He does not mind the disconnect – the sex without the attachment. He has never felt connected to anyone in that way, not since his loss, and not before that either, he recalls. He has tried to fake it, tried to replicate infatuation with both sexes, but the masquerade is excruciating and exhausting. Dismissal, rejection, abuse, humiliation… These are the emotional tolls of love, and they are too high for Squid to pay.

He considers explaining all this to Ape. Maybe he would say yes if he understands what Squid wants, or rather, does not want. But either Ape is keyed to nuances, or Squid is better at expressing himself than he thought.

"My place," is Ape's reply. They exit the bar together.

Squid does not know how it happened. It begins as Side-Along Apparation and ends with Ape's body colliding with his. And then he is bent over the arm of a couch, and his pants are around his ankles, and there is intense pain and exquisite fulfillment. No emotion, no connection. Only movement. Intimate contact. Instinctual rutting.

And it works.

The numbness lasts until he gets home. Once ensconced in his room, however, the trembling begins. It lasts through the night, punctuated occasionally by fits of joyful sobbing.

It works. There is something better. There is someone else.

There is Ape.

They develop a routine. It is unlike him to do so. Routines are dangerous. If he is predictable, someone can recognize him, connect him to things that he ought not to be connected to. But denying himself is dangerous too, and in this case, the benefits of a liaison far outweigh the risk.

Whenever he needs potion ingredients, and soon, whenever he needs something more, Squid arrives at Afflicshun's just before closing. The manager is never in, preferring to handle black-market trade from the comfort of his sitting room in a small flat in a nicer part of Diagon Alley. Ape is responsible for the daily happenings in the apothecary.

Daily happenings like Ape fucking Squid on the till with the curtains still open. Or experimenting with the more innocuous ingredients whose effects caused body parts to swell, or burn, or tingle. Or forgoing the pub in favor of climbing the rickety, narrows stairs to Ape's three-room apartment above the shop and fucking there.

They never kiss. They never murmur sweet nothings. Never even touch one another more than is necessary to achieve mutual satisfaction. It is impersonal, almost professional, and Squid is determined to keep it that way.
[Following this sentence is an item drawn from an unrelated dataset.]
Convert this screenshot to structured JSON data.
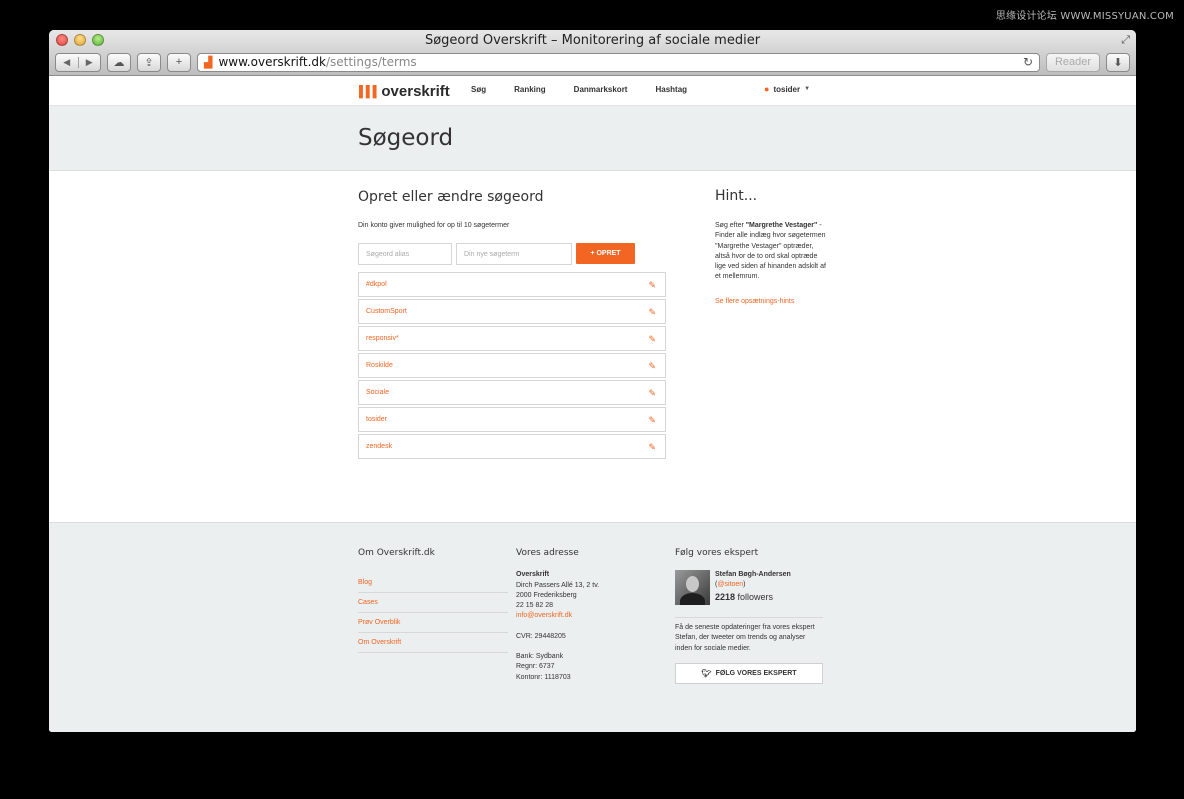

Then, one late night, their dalliance is more violent than usual. Ape's blow to his head knocks him out, and Squid wakes several hours later in Ape's bed, with Ape himself sitting nearby, simply watching with his dark, calm eyes. The feeling of invasion is at once so exhilarating and horrifying that Squid momentarily entertains the idea of pretending again, and instead of sounding ludicrous, the idea is compelling.
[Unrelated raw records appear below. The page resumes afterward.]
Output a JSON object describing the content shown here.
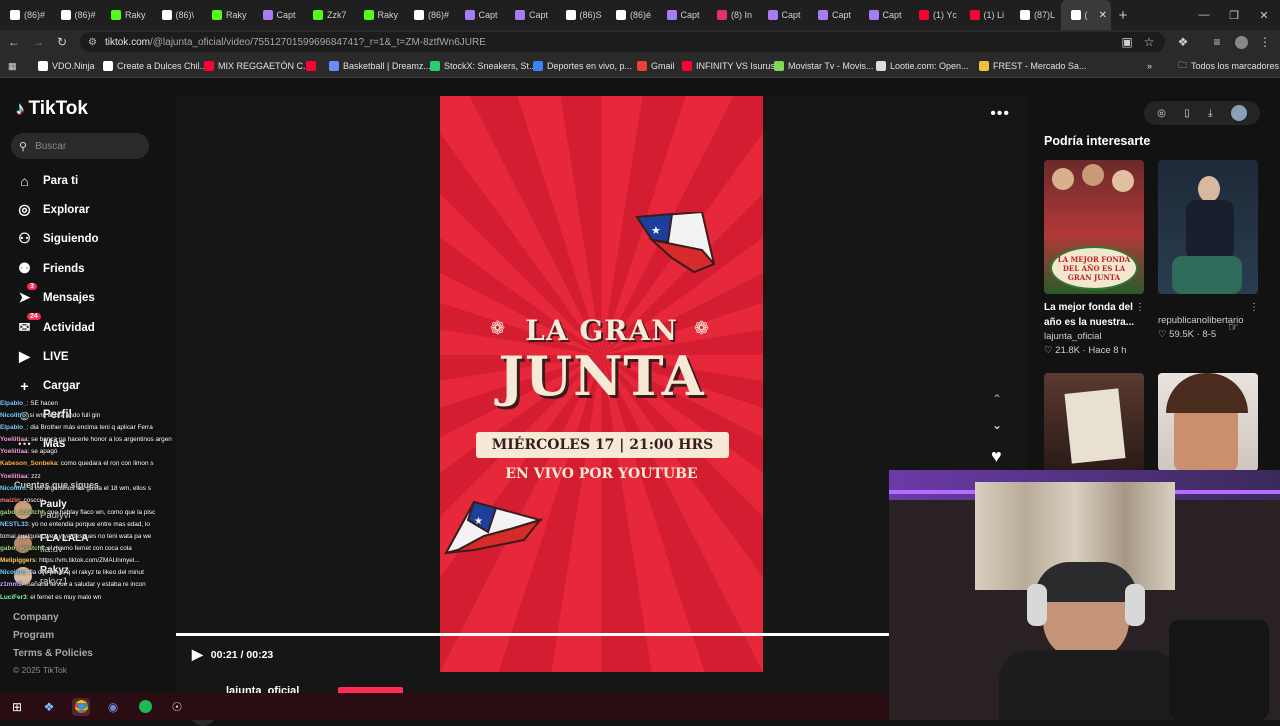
{
  "browser": {
    "tabs": [
      {
        "label": "(86)#",
        "color": "#ffffff",
        "active": false
      },
      {
        "label": "(86)#",
        "color": "#ffffff",
        "active": false
      },
      {
        "label": "Raky",
        "color": "#53fc18",
        "active": false
      },
      {
        "label": "(86)\\",
        "color": "#ffffff",
        "active": false
      },
      {
        "label": "Raky",
        "color": "#53fc18",
        "active": false
      },
      {
        "label": "Capt",
        "color": "#a77cf5",
        "active": false
      },
      {
        "label": "Zzk7",
        "color": "#53fc18",
        "active": false
      },
      {
        "label": "Raky",
        "color": "#53fc18",
        "active": false
      },
      {
        "label": "(86)#",
        "color": "#ffffff",
        "active": false
      },
      {
        "label": "Capt",
        "color": "#a77cf5",
        "active": false
      },
      {
        "label": "Capt",
        "color": "#a77cf5",
        "active": false
      },
      {
        "label": "(86)S",
        "color": "#ffffff",
        "active": false
      },
      {
        "label": "(86)é",
        "color": "#ffffff",
        "active": false
      },
      {
        "label": "Capt",
        "color": "#a77cf5",
        "active": false
      },
      {
        "label": "(8) In",
        "color": "#e1306c",
        "active": false
      },
      {
        "label": "Capt",
        "color": "#a77cf5",
        "active": false
      },
      {
        "label": "Capt",
        "color": "#a77cf5",
        "active": false
      },
      {
        "label": "Capt",
        "color": "#a77cf5",
        "active": false
      },
      {
        "label": "(1) Yc",
        "color": "#ff0033",
        "active": false
      },
      {
        "label": "(1) Li",
        "color": "#ff0033",
        "active": false
      },
      {
        "label": "(87)L",
        "color": "#ffffff",
        "active": false
      },
      {
        "label": "(",
        "color": "#ffffff",
        "active": true
      }
    ],
    "new_tab": "+",
    "url_host": "tiktok.com",
    "url_path": "/@lajunta_oficial/video/7551270159969684741?_r=1&_t=ZM-8ztfWn6JURE",
    "bookmarks": [
      {
        "label": "VDO.Ninja",
        "color": "#ffffff"
      },
      {
        "label": "Create a Dulces Chil...",
        "color": "#ffffff"
      },
      {
        "label": "MIX REGGAETÓN C...",
        "color": "#ff0033"
      },
      {
        "label": "",
        "color": "#ff0033"
      },
      {
        "label": "Basketball | Dreamz...",
        "color": "#6a8cff"
      },
      {
        "label": "StockX: Sneakers, St...",
        "color": "#2ecc71"
      },
      {
        "label": "Deportes en vivo, p...",
        "color": "#3b82f6"
      },
      {
        "label": "Gmail",
        "color": "#ea4335"
      },
      {
        "label": "INFINITY VS Isurus",
        "color": "#ff0033"
      },
      {
        "label": "Movistar Tv - Movis...",
        "color": "#7ed957"
      },
      {
        "label": "Lootie.com: Open...",
        "color": "#dddddd"
      },
      {
        "label": "FREST - Mercado Sa...",
        "color": "#f0c040"
      }
    ],
    "bookmarks_more": "»",
    "all_bookmarks": "Todos los marcadores"
  },
  "sidebar": {
    "logo": "TikTok",
    "search_placeholder": "Buscar",
    "nav": [
      {
        "label": "Para ti",
        "icon": "⌂"
      },
      {
        "label": "Explorar",
        "icon": "◎"
      },
      {
        "label": "Siguiendo",
        "icon": "⚇"
      },
      {
        "label": "Friends",
        "icon": "⚉"
      },
      {
        "label": "Mensajes",
        "icon": "➤"
      },
      {
        "label": "Actividad",
        "icon": "✉"
      },
      {
        "label": "LIVE",
        "icon": "▶"
      },
      {
        "label": "Cargar",
        "icon": "+"
      },
      {
        "label": "Perfil",
        "icon": "☺"
      },
      {
        "label": "Más",
        "icon": "⋯"
      }
    ],
    "badge_messages": "3",
    "badge_activity": "24",
    "following_header": "Cuentas que sigues",
    "following": [
      {
        "name": "Pauly",
        "handle": "Paulyvl",
        "color": "#c9a07a"
      },
      {
        "name": "FLA LALA",
        "handle": "fla.dv",
        "color": "#b88a6a"
      },
      {
        "name": "Rakyz",
        "handle": "rakyz1",
        "color": "#d8b8a0"
      }
    ],
    "footer": [
      "Company",
      "Program",
      "Terms & Policies"
    ],
    "copyright": "© 2025 TikTok"
  },
  "chat": [
    {
      "user": "Elpablo_",
      "text": "SE hacen",
      "color": "#7ec8ff"
    },
    {
      "user": "Nicolitro",
      "text": "si wm ahora ando full gin",
      "color": "#6fd3ff"
    },
    {
      "user": "Elpablo_",
      "text": "dia Brother más encima teni q aplicar Ferra",
      "color": "#7ec8ff"
    },
    {
      "user": "Yoeliitiaa",
      "text": "se banca pa hacerle honor a los argentinos argentinas",
      "color": "#ff9ad5"
    },
    {
      "user": "Yoeliitiaa",
      "text": "se apagó",
      "color": "#ff9ad5"
    },
    {
      "user": "Kabeson_Sonbeka",
      "text": "como quedara el ron con limon s",
      "color": "#ffb347"
    },
    {
      "user": "Yoeliitiaa",
      "text": "zzz",
      "color": "#ff9ad5"
    },
    {
      "user": "Nicolitro",
      "text": "a los argentinos les gusta el 18 wm, ellos s",
      "color": "#6fd3ff"
    },
    {
      "user": "maizin",
      "text": "cosccu",
      "color": "#ff7a7a"
    },
    {
      "user": "gabo_scratcht",
      "text": "que hablay flaco wn, como que la pisc",
      "color": "#9ad17a"
    },
    {
      "user": "NESTL33",
      "text": "yo no entendia porque entre mas edad, lo",
      "color": "#7ec8ff"
    },
    {
      "user": "",
      "text": "tomai cualquier wea y ya despues no teni wata pa we",
      "color": "#ffffff"
    },
    {
      "user": "gabo_scratcht",
      "text": "el mismo fernet con coca cola",
      "color": "#9ad17a"
    },
    {
      "user": "Melipiggers",
      "text": "https://vm.tiktok.com/ZMAUnmyel...",
      "color": "#ffd166"
    },
    {
      "user": "Nicolitro",
      "text": "fla dijo pinas q el rakyz te likeo del minut",
      "color": "#6fd3ff"
    },
    {
      "user": "z1mm3",
      "text": "mañana le vue a saludar y estaba re incon",
      "color": "#c9a7ff"
    },
    {
      "user": "LuciFer3",
      "text": "el fernet es muy malo wn",
      "color": "#7effa8"
    }
  ],
  "player": {
    "poster_line1": "LA GRAN",
    "poster_line2": "JUNTA",
    "poster_date": "MIÉRCOLES 17 | 21:00 HRS",
    "poster_live": "EN VIVO POR YOUTUBE",
    "time": "00:21 / 00:23",
    "progress": 0.9,
    "author": "lajunta_oficial"
  },
  "recommend": {
    "title": "Podría interesarte",
    "cards": [
      {
        "title": "La mejor fonda del año es la nuestra...",
        "user": "lajunta_oficial",
        "meta": "♡ 21.8K · Hace 8 h",
        "thumb_text": "LA MEJOR FONDA DEL AÑO ES LA GRAN JUNTA"
      },
      {
        "title": "",
        "user": "republicanolibertario",
        "meta": "♡ 59.5K · 8-5",
        "thumb_text": ""
      },
      {
        "title": "",
        "user": "",
        "meta": "",
        "thumb_text": ""
      },
      {
        "title": "",
        "user": "",
        "meta": "",
        "thumb_text": ""
      }
    ]
  }
}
It is months before Ape asks Squid to stay the night. Neither of them sleep. They lay in the small bed, not touching, and talk about their pasts. They compare experiences, agonize over mistakes, make useless excuses, and do not bother with apologies.

They talk at great length about their brokenness. They talk about the root of it, the hatred they feel, the all-consuming desire for revenge and justice. They discover their common cause and, for the first time in long, long while, Squid feels like he has an ally. An ally with the resources he lacks and whose reason matches his own in form, if not in passion.
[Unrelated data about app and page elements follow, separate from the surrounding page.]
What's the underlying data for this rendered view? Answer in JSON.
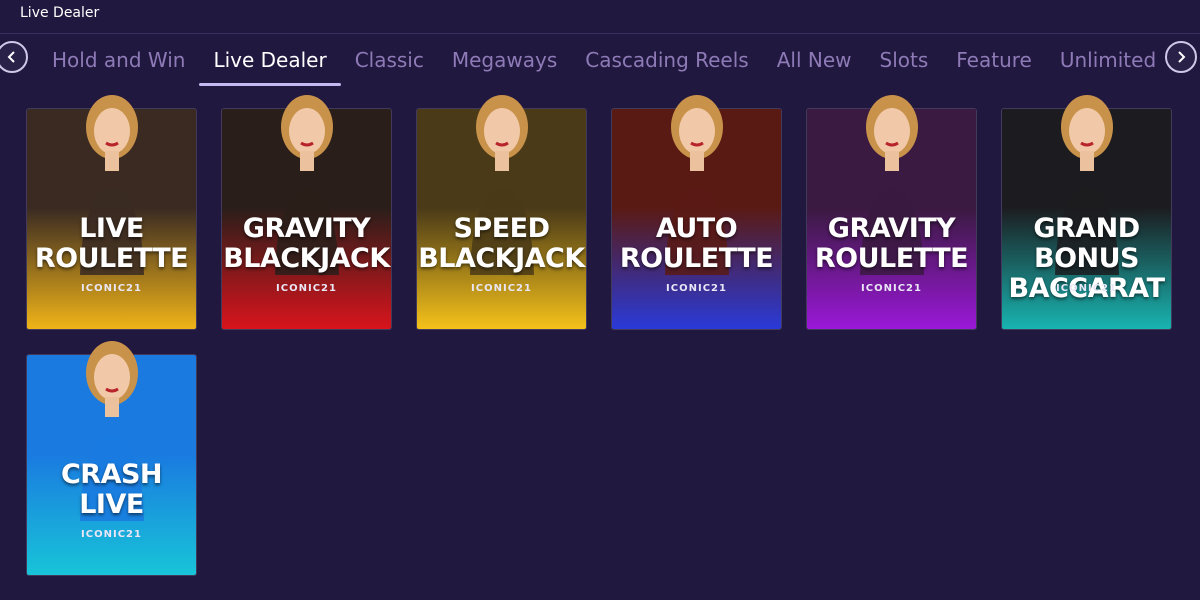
{
  "header": {
    "title": "Live Dealer"
  },
  "nav": {
    "prev_icon": "chevron-left-icon",
    "next_icon": "chevron-right-icon",
    "tabs": [
      {
        "label": "Hold and Win",
        "active": false
      },
      {
        "label": "Live Dealer",
        "active": true
      },
      {
        "label": "Classic",
        "active": false
      },
      {
        "label": "Megaways",
        "active": false
      },
      {
        "label": "Cascading Reels",
        "active": false
      },
      {
        "label": "All New",
        "active": false
      },
      {
        "label": "Slots",
        "active": false
      },
      {
        "label": "Feature",
        "active": false
      },
      {
        "label": "Unlimited Play",
        "active": false
      }
    ]
  },
  "colors": {
    "background": "#21183f",
    "tab_inactive": "#8d7ab6",
    "tab_active": "#ffffff"
  },
  "games": [
    {
      "title_line1": "LIVE",
      "title_line2": "ROULETTE",
      "provider": "ICONIC21",
      "theme_top": "#3a2a22",
      "theme_bottom": "#f0b418"
    },
    {
      "title_line1": "GRAVITY",
      "title_line2": "BLACKJACK",
      "provider": "ICONIC21",
      "theme_top": "#2a1e1a",
      "theme_bottom": "#d8141c"
    },
    {
      "title_line1": "SPEED",
      "title_line2": "BLACKJACK",
      "provider": "ICONIC21",
      "theme_top": "#4a3a18",
      "theme_bottom": "#f5c21a"
    },
    {
      "title_line1": "AUTO",
      "title_line2": "ROULETTE",
      "provider": "ICONIC21",
      "theme_top": "#5a1a14",
      "theme_bottom": "#2a3ad8"
    },
    {
      "title_line1": "GRAVITY",
      "title_line2": "ROULETTE",
      "provider": "ICONIC21",
      "theme_top": "#3a1a40",
      "theme_bottom": "#9a18d8"
    },
    {
      "title_line1": "GRAND BONUS",
      "title_line2": "BACCARAT",
      "provider": "ICONIC21",
      "theme_top": "#1c1c20",
      "theme_bottom": "#18b4b0"
    },
    {
      "title_line1": "CRASH",
      "title_line2": "LIVE",
      "provider": "ICONIC21",
      "theme_top": "#1a7ae0",
      "theme_bottom": "#18c4d8"
    }
  ]
}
He has imagined what he would do if the pieces were somehow able to fall into place. Despite this constant planning, it takes more than a month to assemble his ideas into something sensible. It takes another week to work up the courage to bring Ape into his plan and an enthusiastic fellatio to convince him to agree to it.

At Ape's silent nod, Squid feels an arousal that has nothing to do with the man before him. He smiles and, with a sudden show of strength, flips Ape over and drives into him. The control is new and intoxicating, and it is not long before he loses himself in it, finishing far too quickly. But this is not the last time. No, this is just the beginning.

It is May 4.